YOUR INSTRUCTIONS -> Nothing in the records may be left out; restate them word for word.

INPUT DATA ->

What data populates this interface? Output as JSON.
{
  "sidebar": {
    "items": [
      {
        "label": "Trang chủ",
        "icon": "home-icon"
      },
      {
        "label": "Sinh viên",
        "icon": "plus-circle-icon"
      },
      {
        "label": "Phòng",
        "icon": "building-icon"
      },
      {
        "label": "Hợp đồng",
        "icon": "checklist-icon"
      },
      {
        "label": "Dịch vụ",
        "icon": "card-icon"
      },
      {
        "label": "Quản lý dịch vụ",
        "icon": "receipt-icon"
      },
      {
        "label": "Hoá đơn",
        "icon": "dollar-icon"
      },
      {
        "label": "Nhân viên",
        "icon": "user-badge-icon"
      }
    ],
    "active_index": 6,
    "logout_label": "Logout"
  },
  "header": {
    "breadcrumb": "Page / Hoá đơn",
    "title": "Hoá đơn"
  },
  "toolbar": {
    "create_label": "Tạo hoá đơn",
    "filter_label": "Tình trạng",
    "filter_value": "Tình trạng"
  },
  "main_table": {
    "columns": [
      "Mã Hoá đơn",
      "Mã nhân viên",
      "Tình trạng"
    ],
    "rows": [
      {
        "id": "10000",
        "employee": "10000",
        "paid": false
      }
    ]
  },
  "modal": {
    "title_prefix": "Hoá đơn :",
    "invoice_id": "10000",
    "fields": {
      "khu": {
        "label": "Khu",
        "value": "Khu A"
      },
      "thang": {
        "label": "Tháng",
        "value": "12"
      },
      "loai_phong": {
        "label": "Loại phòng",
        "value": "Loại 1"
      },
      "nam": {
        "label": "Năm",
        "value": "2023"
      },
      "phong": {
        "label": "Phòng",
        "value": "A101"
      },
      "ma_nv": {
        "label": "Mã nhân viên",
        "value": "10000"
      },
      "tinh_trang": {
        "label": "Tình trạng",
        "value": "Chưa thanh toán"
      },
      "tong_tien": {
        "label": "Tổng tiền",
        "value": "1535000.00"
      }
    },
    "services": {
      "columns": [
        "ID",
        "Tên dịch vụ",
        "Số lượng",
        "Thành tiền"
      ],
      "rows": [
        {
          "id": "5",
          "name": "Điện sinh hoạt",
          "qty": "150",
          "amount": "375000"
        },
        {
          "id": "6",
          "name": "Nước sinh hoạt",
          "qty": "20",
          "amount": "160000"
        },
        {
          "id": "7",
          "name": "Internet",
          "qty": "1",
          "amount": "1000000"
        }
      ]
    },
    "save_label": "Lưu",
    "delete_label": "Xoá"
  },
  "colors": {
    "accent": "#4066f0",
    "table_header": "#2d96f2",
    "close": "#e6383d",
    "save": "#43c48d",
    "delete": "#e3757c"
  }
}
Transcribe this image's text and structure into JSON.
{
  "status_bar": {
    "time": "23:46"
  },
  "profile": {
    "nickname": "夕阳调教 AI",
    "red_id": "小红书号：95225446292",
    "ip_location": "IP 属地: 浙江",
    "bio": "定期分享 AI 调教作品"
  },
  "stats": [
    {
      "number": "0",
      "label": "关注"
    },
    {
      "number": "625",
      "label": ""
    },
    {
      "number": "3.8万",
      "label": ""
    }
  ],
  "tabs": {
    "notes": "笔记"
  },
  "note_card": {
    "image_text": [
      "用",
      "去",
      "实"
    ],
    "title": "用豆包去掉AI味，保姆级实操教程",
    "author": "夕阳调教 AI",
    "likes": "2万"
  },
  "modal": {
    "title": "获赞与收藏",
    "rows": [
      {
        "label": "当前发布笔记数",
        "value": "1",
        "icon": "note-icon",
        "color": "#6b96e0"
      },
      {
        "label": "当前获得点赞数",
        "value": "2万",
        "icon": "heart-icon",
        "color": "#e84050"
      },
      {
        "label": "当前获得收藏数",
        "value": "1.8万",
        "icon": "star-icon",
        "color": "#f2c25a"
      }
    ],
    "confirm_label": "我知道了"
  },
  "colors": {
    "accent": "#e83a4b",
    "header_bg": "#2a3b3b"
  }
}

RESPONSE TO THIS EXERCISE ->
What data populates this interface? Output as JSON.
{
  "sidebar": {
    "items": [
      {
        "label": "Trang chủ",
        "icon": "home-icon"
      },
      {
        "label": "Sinh viên",
        "icon": "plus-circle-icon"
      },
      {
        "label": "Phòng",
        "icon": "building-icon"
      },
      {
        "label": "Hợp đồng",
        "icon": "checklist-icon"
      },
      {
        "label": "Dịch vụ",
        "icon": "card-icon"
      },
      {
        "label": "Quản lý dịch vụ",
        "icon": "receipt-icon"
      },
      {
        "label": "Hoá đơn",
        "icon": "dollar-icon"
      },
      {
        "label": "Nhân viên",
        "icon": "user-badge-icon"
      }
    ],
    "active_index": 6,
    "logout_label": "Logout"
  },
  "header": {
    "breadcrumb": "Page / Hoá đơn",
    "title": "Hoá đơn"
  },
  "toolbar": {
    "create_label": "Tạo hoá đơn",
    "filter_label": "Tình trạng",
    "filter_value": "Tình trạng"
  },
  "main_table": {
    "columns": [
      "Mã Hoá đơn",
      "Mã nhân viên",
      "Tình trạng"
    ],
    "rows": [
      {
        "id": "10000",
        "employee": "10000",
        "paid": false
      }
    ]
  },
  "modal": {
    "title_prefix": "Hoá đơn :",
    "invoice_id": "10000",
    "fields": {
      "khu": {
        "label": "Khu",
        "value": "Khu A"
      },
      "thang": {
        "label": "Tháng",
        "value": "12"
      },
      "loai_phong": {
        "label": "Loại phòng",
        "value": "Loại 1"
      },
      "nam": {
        "label": "Năm",
        "value": "2023"
      },
      "phong": {
        "label": "Phòng",
        "value": "A101"
      },
      "ma_nv": {
        "label": "Mã nhân viên",
        "value": "10000"
      },
      "tinh_trang": {
        "label": "Tình trạng",
        "value": "Chưa thanh toán"
      },
      "tong_tien": {
        "label": "Tổng tiền",
        "value": "1535000.00"
      }
    },
    "services": {
      "columns": [
        "ID",
        "Tên dịch vụ",
        "Số lượng",
        "Thành tiền"
      ],
      "rows": [
        {
          "id": "5",
          "name": "Điện sinh hoạt",
          "qty": "150",
          "amount": "375000"
        },
        {
          "id": "6",
          "name": "Nước sinh hoạt",
          "qty": "20",
          "amount": "160000"
        },
        {
          "id": "7",
          "name": "Internet",
          "qty": "1",
          "amount": "1000000"
        }
      ]
    },
    "save_label": "Lưu",
    "delete_label": "Xoá"
  },
  "colors": {
    "accent": "#4066f0",
    "table_header": "#2d96f2",
    "close": "#e6383d",
    "save": "#43c48d",
    "delete": "#e3757c"
  }
}
Transcribe this image's text and structure into JSON.
{
  "status_bar": {
    "time": "23:46"
  },
  "profile": {
    "nickname": "夕阳调教 AI",
    "red_id": "小红书号：95225446292",
    "ip_location": "IP 属地: 浙江",
    "bio": "定期分享 AI 调教作品"
  },
  "stats": [
    {
      "number": "0",
      "label": "关注"
    },
    {
      "number": "625",
      "label": ""
    },
    {
      "number": "3.8万",
      "label": ""
    }
  ],
  "tabs": {
    "notes": "笔记"
  },
  "note_card": {
    "image_text": [
      "用",
      "去",
      "实"
    ],
    "title": "用豆包去掉AI味，保姆级实操教程",
    "author": "夕阳调教 AI",
    "likes": "2万"
  },
  "modal": {
    "title": "获赞与收藏",
    "rows": [
      {
        "label": "当前发布笔记数",
        "value": "1",
        "icon": "note-icon",
        "color": "#6b96e0"
      },
      {
        "label": "当前获得点赞数",
        "value": "2万",
        "icon": "heart-icon",
        "color": "#e84050"
      },
      {
        "label": "当前获得收藏数",
        "value": "1.8万",
        "icon": "star-icon",
        "color": "#f2c25a"
      }
    ],
    "confirm_label": "我知道了"
  },
  "colors": {
    "accent": "#e83a4b",
    "header_bg": "#2a3b3b"
  }
}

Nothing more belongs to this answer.